Mark Smith’s view of Psalm 82 can stand for the consensus of modern scholarship. Smith thinks the author of Psalm 82 is trying to replace an older view, and that the older view represents Isreal’s original polytheism.
When verse one says: “God stands in the assembly of El. He judges among the gods” it picks up the mythology that we have found in the tablets discovered at Ugarit. There El presides over a council of all the gods. The psalmist has one of those other gods, Yahweh, stand up and address the assembly. In verses 2-5 Yahweh condemns the other gods. And in verses 6 and 7 he renders judgment. .“I said, ‘You are gods, All of you are sons of the Most High. Nevertheless you shall die like men, And fall like one of the princes‘.”
In other word, our psalmist pictures the God of Israel condemning all the other gods to death.
Then in verse 8, the voice of a prophet sounds out calling upon the Israel’s God, who had previously just been one of the gods of the nations, to assume the role of supreme God and judge. Smith thinks the psalmist graphically replaces an older theology with a newer theology. But the new theology is not monotheism. In fact, since El’s wife was Asherah, Smith thinks that Yahweh would have been understood now to be mated to Asherah, thus the inscriptions we have found in the Sinai desert that refer to Yahweh of Samaria and his Asherah.. The other gods don’t really die. They get demoted to the “host of heaven” (1 Kings 22:19) or the Seraphim (Isaiah 6).
So before the 8th century BCE Israel’s religion was a polytheism like this: “Other gods in their nations represented no threat to Israel and its patron god as long as they were not imported into Israel.
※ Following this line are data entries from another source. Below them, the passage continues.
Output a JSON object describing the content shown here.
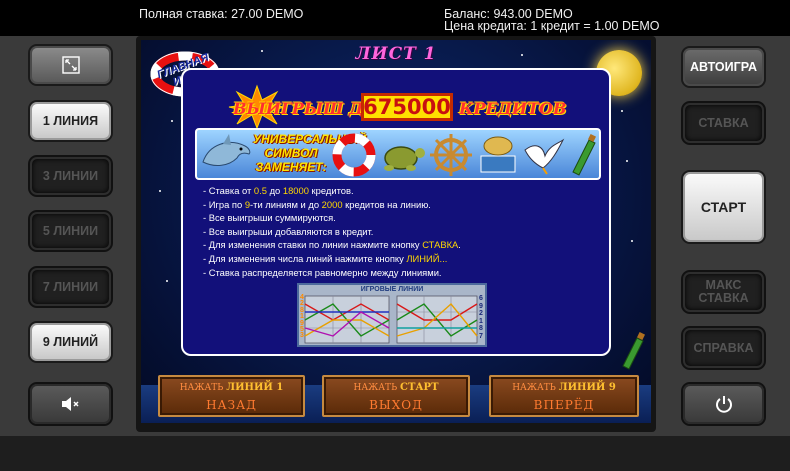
{
  "topbar": {
    "total_bet": "Полная ставка: 27.00 DEMO",
    "balance": "Баланс: 943.00 DEMO",
    "credit_price": "Цена кредита: 1 кредит = 1.00 DEMO"
  },
  "left_panel": {
    "fullscreen_icon": "fullscreen-icon",
    "lines": [
      {
        "label": "1 ЛИНИЯ",
        "state": "enabled"
      },
      {
        "label": "3 ЛИНИИ",
        "state": "disabled"
      },
      {
        "label": "5 ЛИНИИ",
        "state": "disabled"
      },
      {
        "label": "7 ЛИНИИ",
        "state": "disabled"
      },
      {
        "label": "9 ЛИНИЙ",
        "state": "enabled"
      }
    ],
    "mute_icon": "speaker-mute-icon"
  },
  "right_panel": {
    "autoplay": "АВТОИГРА",
    "bet": "СТАВКА",
    "start": "СТАРТ",
    "max_bet": "МАКС СТАВКА",
    "help": "СПРАВКА",
    "power_icon": "power-icon"
  },
  "game": {
    "logo_text": "ГЛАВНАЯ ИГРА",
    "sheet_title": "ЛИСТ 1",
    "win_prefix": "ВЫИГРЫШ ДО",
    "win_amount": "675000",
    "win_suffix": "КРЕДИТОВ",
    "wild_text": "УНИВЕРСАЛЬНЫЙ СИМВОЛ ЗАМЕНЯЕТ:",
    "symbols": [
      "dolphin-icon",
      "lifebuoy-icon",
      "turtle-icon",
      "ship-wheel-icon",
      "oyster-can-icon",
      "seagull-icon",
      "bottle-icon"
    ],
    "rules": [
      {
        "parts": [
          [
            "- Ставка от ",
            false
          ],
          [
            "0.5",
            true
          ],
          [
            " до ",
            false
          ],
          [
            "18000",
            true
          ],
          [
            " кредитов.",
            false
          ]
        ]
      },
      {
        "parts": [
          [
            "- Игра по ",
            false
          ],
          [
            "9",
            true
          ],
          [
            "-ти линиям и до ",
            false
          ],
          [
            "2000",
            true
          ],
          [
            " кредитов на линию.",
            false
          ]
        ]
      },
      {
        "parts": [
          [
            "- Все выигрыши суммируются.",
            false
          ]
        ]
      },
      {
        "parts": [
          [
            "- Все выигрыши добавляются в кредит.",
            false
          ]
        ]
      },
      {
        "parts": [
          [
            "- Для изменения ставки по линии нажмите кнопку ",
            false
          ],
          [
            "СТАВКА",
            true
          ],
          [
            ".",
            false
          ]
        ]
      },
      {
        "parts": [
          [
            "- Для изменения числа линий нажмите кнопку ",
            false
          ],
          [
            "ЛИНИЙ...",
            true
          ]
        ]
      },
      {
        "parts": [
          [
            "- Ставка распределяется равномерно между линиями.",
            false
          ]
        ]
      }
    ],
    "lines_title": "ИГРОВЫЕ ЛИНИИ",
    "lines_left_numbers": [
      "4",
      "2",
      "8",
      "1",
      "9",
      "5",
      "3"
    ],
    "lines_right_numbers": [
      "6",
      "9",
      "2",
      "1",
      "8",
      "7"
    ],
    "planks": [
      {
        "press": "НАЖАТЬ",
        "key": "ЛИНИЙ 1",
        "action": "НАЗАД"
      },
      {
        "press": "НАЖАТЬ",
        "key": "СТАРТ",
        "action": "ВЫХОД"
      },
      {
        "press": "НАЖАТЬ",
        "key": "ЛИНИЙ 9",
        "action": "ВПЕРЁД"
      }
    ]
  },
  "colors": {
    "highlight": "#ffd800",
    "panel_bg": "#12107a",
    "title_pink": "#ff66dd",
    "win_red": "#c81010"
  }
}
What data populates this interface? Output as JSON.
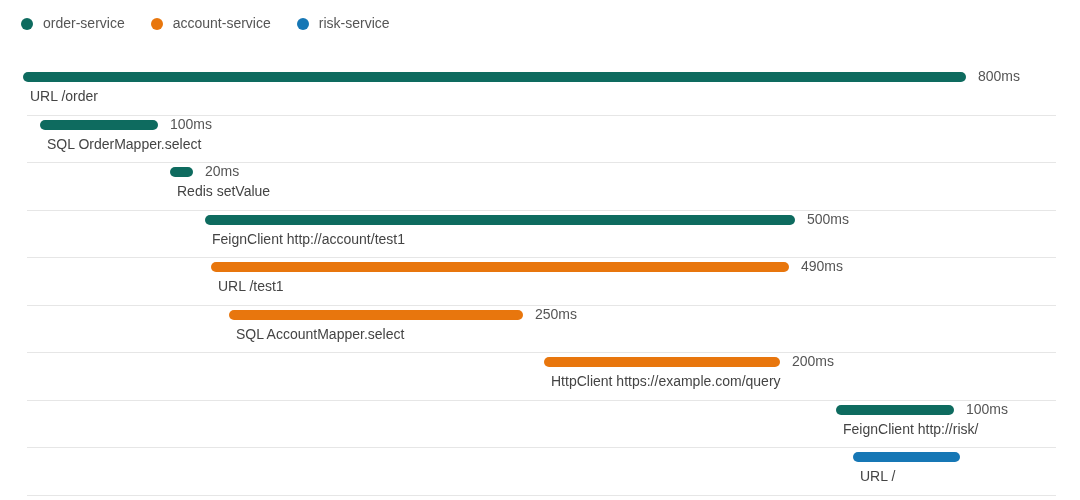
{
  "legend": [
    {
      "label": "order-service",
      "color": "#0e6b5f"
    },
    {
      "label": "account-service",
      "color": "#e8760d"
    },
    {
      "label": "risk-service",
      "color": "#1677b5"
    }
  ],
  "spans": [
    {
      "label": "URL /order",
      "duration": "800ms",
      "color": "#0e6b5f"
    },
    {
      "label": "SQL OrderMapper.select",
      "duration": "100ms",
      "color": "#0e6b5f"
    },
    {
      "label": "Redis setValue",
      "duration": "20ms",
      "color": "#0e6b5f"
    },
    {
      "label": "FeignClient http://account/test1",
      "duration": "500ms",
      "color": "#0e6b5f"
    },
    {
      "label": "URL /test1",
      "duration": "490ms",
      "color": "#e8760d"
    },
    {
      "label": "SQL AccountMapper.select",
      "duration": "250ms",
      "color": "#e8760d"
    },
    {
      "label": "HttpClient https://example.com/query",
      "duration": "200ms",
      "color": "#e8760d"
    },
    {
      "label": "FeignClient http://risk/",
      "duration": "100ms",
      "color": "#0e6b5f"
    },
    {
      "label": "URL /",
      "color": "#1677b5"
    }
  ]
}
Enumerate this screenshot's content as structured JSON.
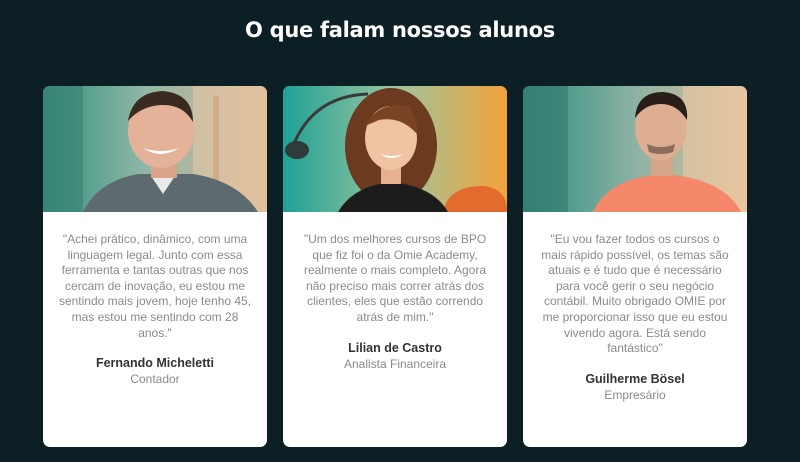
{
  "section": {
    "title": "O que falam nossos alunos"
  },
  "testimonials": [
    {
      "quote": "\"Achei prático, dinâmico, com uma linguagem legal. Junto com essa ferramenta e tantas outras que nos cercam de inovação, eu estou me sentindo mais jovem, hoje tenho 45, mas estou me sentindo com 28 anos.\"",
      "name": "Fernando Micheletti",
      "role": "Contador"
    },
    {
      "quote": "\"Um dos melhores cursos de BPO que fiz foi o da Omie Academy, realmente o mais completo. Agora não preciso mais correr atrás dos clientes, eles que estão correndo atrás de mim.\"",
      "name": "Lilian de Castro",
      "role": "Analista Financeira"
    },
    {
      "quote": "\"Eu vou fazer todos os cursos o mais rápido possível, os temas são atuais e é tudo que é necessário para você gerir o seu negócio contábil. Muito obrigado OMIE por me proporcionar isso que eu estou vivendo agora. Está sendo fantástico\"",
      "name": "Guilherme Bösel",
      "role": "Empresário"
    }
  ]
}
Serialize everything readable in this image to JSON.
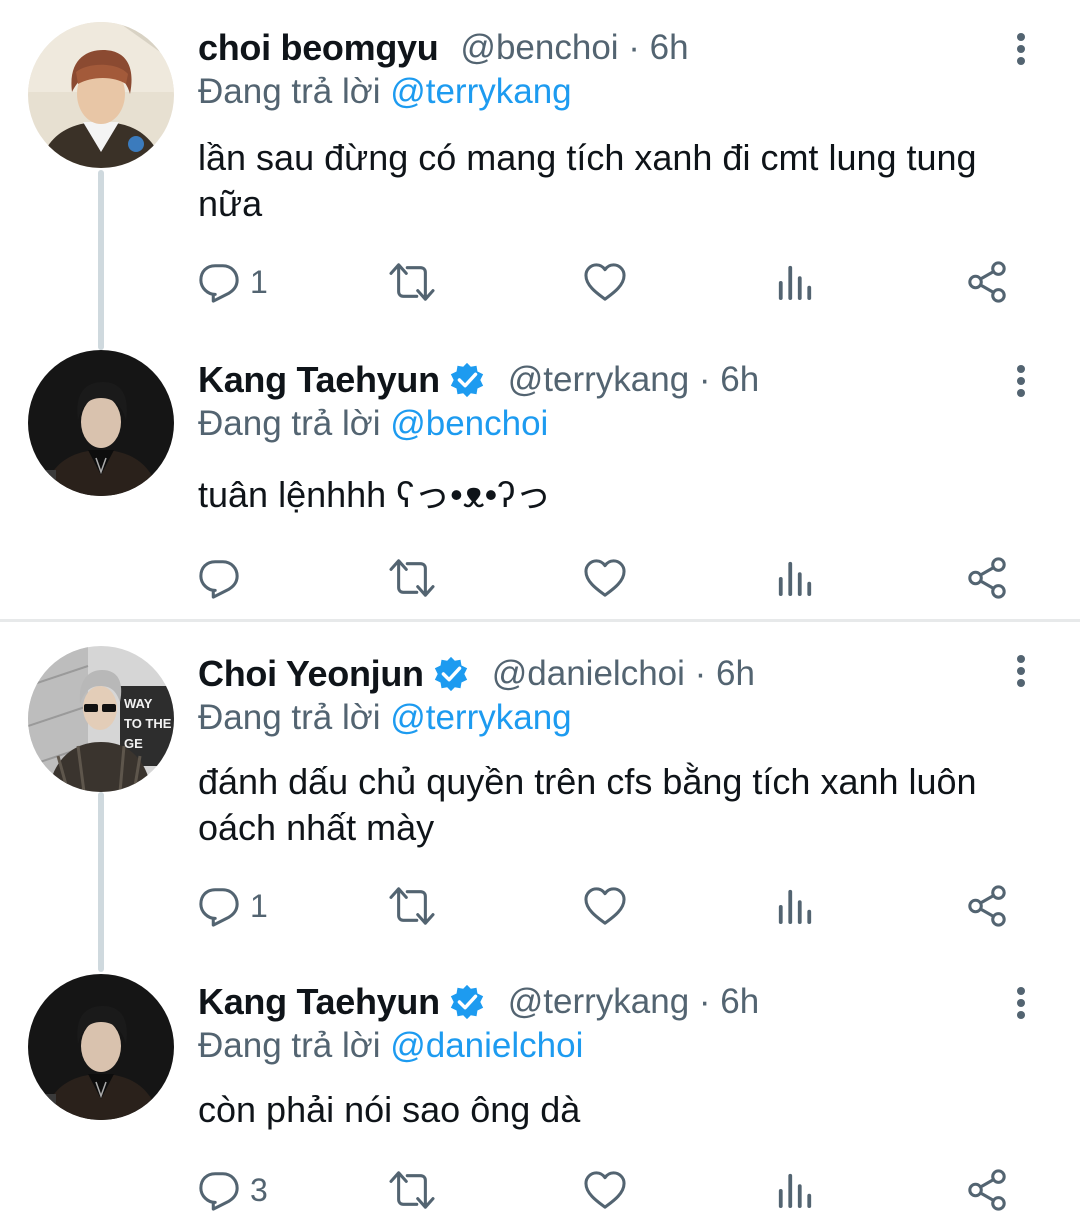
{
  "colors": {
    "accent": "#1d9bf0",
    "muted": "#536471",
    "text": "#0f1419",
    "thread_line": "#cfd9de",
    "separator": "#e7e9ea"
  },
  "tweets": [
    {
      "name": "choi beomgyu",
      "verified": false,
      "handle_meta": "@benchoi · 6h",
      "reply_prefix": "Đang trả lời",
      "reply_to": "@terrykang",
      "text": "lần sau đừng có mang tích xanh đi cmt lung tung nữa",
      "reply_count": "1",
      "avatar": "avatar-beomgyu"
    },
    {
      "name": "Kang Taehyun",
      "verified": true,
      "handle_meta": "@terrykang · 6h",
      "reply_prefix": "Đang trả lời",
      "reply_to": "@benchoi",
      "text": "tuân lệnhhh ʕっ•ᴥ•ʔっ",
      "reply_count": "",
      "avatar": "avatar-taehyun"
    },
    {
      "name": "Choi Yeonjun",
      "verified": true,
      "handle_meta": "@danielchoi · 6h",
      "reply_prefix": "Đang trả lời",
      "reply_to": "@terrykang",
      "text": "đánh dấu chủ quyền trên cfs bằng tích xanh luôn oách nhất mày",
      "reply_count": "1",
      "avatar": "avatar-yeonjun"
    },
    {
      "name": "Kang Taehyun",
      "verified": true,
      "handle_meta": "@terrykang · 6h",
      "reply_prefix": "Đang trả lời",
      "reply_to": "@danielchoi",
      "text": "còn phải nói sao ông dà",
      "reply_count": "3",
      "avatar": "avatar-taehyun"
    }
  ],
  "icons": [
    "more-vertical-icon",
    "reply-icon",
    "retweet-icon",
    "like-icon",
    "views-icon",
    "share-icon",
    "verified-badge-icon"
  ],
  "avatar_sign_text": "WAY TO THE GE"
}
As long as other gods did not affect worship of Yahweh in Israel, they could be tolerated as the gods of other peoples and nations. (Smith p 49).